Celebrating National School Lunch Week

If you attended public school, you are likely familiar with school meals. While school lunches have been viewed as un-appetizing or unhealthy, school meals are actually very nutritious! In fact, Arizona has 600,000 students that participate in the National School Breakfast and Lunch programs daily, and their lunch meals provide many nutritious benefits. The National School Breakfast and Lunch Programs provide low-cost or free meals to students at school, and they have very specific nutritional standards set by the United States government to promote health and prevent disease.

The National School Lunch Program has a very long and important history. Founded in 1946, this program was created to provide nutritious meals to children to improve health, wellbeing, and academic performance. Prior to the program officially starting, President Franklin D. Roosevelt created the Food Distribution Administration in 1942 which oversaw school lunches. The reason the U. S. Government recognized the importance of school meals was due to the military draft that was used in World War II. As many as one fourth of military recruits were seen as unfit for service due to malnutrition. This sparked alarm around military readiness and propelled research around nutrition science and education, starting the nation’s new school lunch program so young men may be physically fit for duty. 

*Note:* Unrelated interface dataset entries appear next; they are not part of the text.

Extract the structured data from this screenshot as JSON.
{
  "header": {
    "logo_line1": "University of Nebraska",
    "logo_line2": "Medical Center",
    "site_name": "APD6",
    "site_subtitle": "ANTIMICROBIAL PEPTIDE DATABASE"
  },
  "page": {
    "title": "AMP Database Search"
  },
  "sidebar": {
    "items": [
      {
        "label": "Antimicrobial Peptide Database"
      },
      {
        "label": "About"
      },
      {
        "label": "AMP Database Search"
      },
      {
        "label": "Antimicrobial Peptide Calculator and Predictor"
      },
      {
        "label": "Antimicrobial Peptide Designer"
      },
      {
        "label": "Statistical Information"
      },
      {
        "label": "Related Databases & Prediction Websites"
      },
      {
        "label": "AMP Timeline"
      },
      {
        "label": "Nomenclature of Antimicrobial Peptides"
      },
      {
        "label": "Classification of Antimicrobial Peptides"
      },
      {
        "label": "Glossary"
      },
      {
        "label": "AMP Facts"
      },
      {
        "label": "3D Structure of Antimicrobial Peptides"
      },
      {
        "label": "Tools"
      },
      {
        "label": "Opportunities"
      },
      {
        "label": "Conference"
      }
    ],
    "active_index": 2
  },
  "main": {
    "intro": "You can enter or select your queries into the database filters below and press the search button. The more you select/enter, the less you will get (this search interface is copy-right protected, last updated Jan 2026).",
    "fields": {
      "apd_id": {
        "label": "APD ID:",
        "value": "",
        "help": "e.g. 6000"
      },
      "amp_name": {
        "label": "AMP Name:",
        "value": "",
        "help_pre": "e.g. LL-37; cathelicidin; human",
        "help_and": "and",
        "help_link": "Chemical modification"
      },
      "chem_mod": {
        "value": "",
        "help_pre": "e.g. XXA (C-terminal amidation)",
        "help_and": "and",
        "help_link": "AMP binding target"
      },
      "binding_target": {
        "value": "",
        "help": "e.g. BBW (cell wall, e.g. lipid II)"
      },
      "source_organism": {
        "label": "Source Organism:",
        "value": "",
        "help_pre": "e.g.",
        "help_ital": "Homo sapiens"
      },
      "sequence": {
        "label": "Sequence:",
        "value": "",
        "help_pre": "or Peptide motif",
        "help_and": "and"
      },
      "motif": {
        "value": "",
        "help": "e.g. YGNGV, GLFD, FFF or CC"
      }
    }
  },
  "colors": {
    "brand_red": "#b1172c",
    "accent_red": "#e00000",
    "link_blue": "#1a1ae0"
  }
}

As you can imagine, school lunches have changed a lot since the 1940’s, but they continue to provide great benefits for children and families. Because school lunches are required to meet certain standards, students who eat school lunches have well-balanced meals from getting key nutrients at lunch. Some schools also plant gardens so herbs, fruits, and vegetables can be used in school lunches and kids can learn more about where food comes from. Also, it’s easier for children to learn when they aren’t hungry. Families save time and money when their kids are enrolled in the National School Lunch Program. 

Feeding entire schools of children is no easy task. Food Service workers around Arizona and the U.S. work tirelessly to make sure that students are fed and enjoying their food so they can focus on learning and positive social interactions. To commemorate the importance of school lunches, their impact on children, and those who serve them, President John F. Kennedy created the National School Lunch Week in 1962. Below are some ways you can celebrate National School Lunch Week with your children, students, and school food service staff:

  1. Make home-made, lunch-themed thank you cards for Food Service Staff and Health Educators;
  2. Create superhero names for all the fruits and vegetables you will eat or learn about that week;
  3. Cook easy and nutritious meals with your children – you can find some on the AZ Health Zone Website;
  4. Talk with your child about the importance of eating school lunch and other meals;
  5. Discuss where fruits, vegetables, and other foods come that make up school lunches

Many changes have been made to school meals in the last 80 years and they will continue to change in the future as we learn more about food, nutrition, and new, exciting ways to help children be healthier than ever. In all this, celebrate the good of school lunches and those who make sure students get fed!